### Exercise instructions:
Please reproduce the entries below exactly as they stand, but leave the pictures out.

### Supplied entries:

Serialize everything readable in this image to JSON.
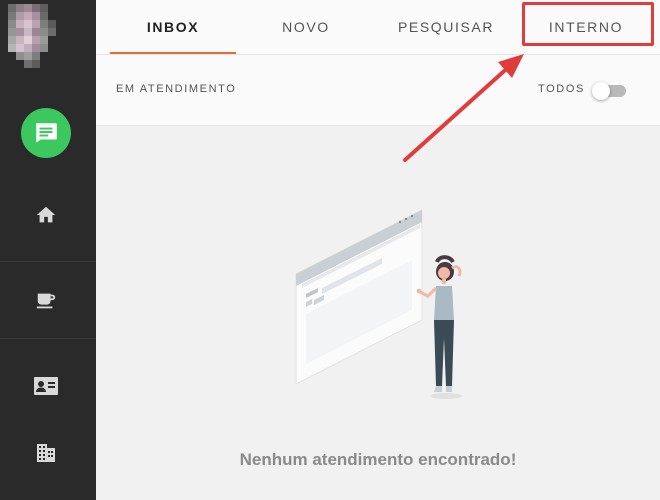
{
  "sidebar": {
    "items": [
      {
        "name": "chat",
        "icon": "chat-icon",
        "active": true
      },
      {
        "name": "home",
        "icon": "home-icon"
      },
      {
        "name": "coffee",
        "icon": "coffee-icon"
      },
      {
        "name": "contact",
        "icon": "contact-card-icon"
      },
      {
        "name": "building",
        "icon": "building-icon"
      }
    ]
  },
  "tabs": [
    {
      "label": "INBOX",
      "active": true
    },
    {
      "label": "NOVO"
    },
    {
      "label": "PESQUISAR"
    },
    {
      "label": "INTERNO",
      "highlighted": true
    }
  ],
  "subheader": {
    "title": "EM ATENDIMENTO",
    "toggle_label": "TODOS",
    "toggle_on": false
  },
  "content": {
    "empty_message": "Nenhum atendimento encontrado!"
  },
  "colors": {
    "sidebar_bg": "#2a2a2a",
    "chat_active": "#3cc85f",
    "tab_underline": "#e56a35",
    "annotation_red": "#e03c3c"
  }
}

### Result:
Serialize everything readable in this image to JSON.
{
  "sidebar": {
    "items": [
      {
        "name": "chat",
        "icon": "chat-icon",
        "active": true
      },
      {
        "name": "home",
        "icon": "home-icon"
      },
      {
        "name": "coffee",
        "icon": "coffee-icon"
      },
      {
        "name": "contact",
        "icon": "contact-card-icon"
      },
      {
        "name": "building",
        "icon": "building-icon"
      }
    ]
  },
  "tabs": [
    {
      "label": "INBOX",
      "active": true
    },
    {
      "label": "NOVO"
    },
    {
      "label": "PESQUISAR"
    },
    {
      "label": "INTERNO",
      "highlighted": true
    }
  ],
  "subheader": {
    "title": "EM ATENDIMENTO",
    "toggle_label": "TODOS",
    "toggle_on": false
  },
  "content": {
    "empty_message": "Nenhum atendimento encontrado!"
  },
  "colors": {
    "sidebar_bg": "#2a2a2a",
    "chat_active": "#3cc85f",
    "tab_underline": "#e56a35",
    "annotation_red": "#e03c3c"
  }
}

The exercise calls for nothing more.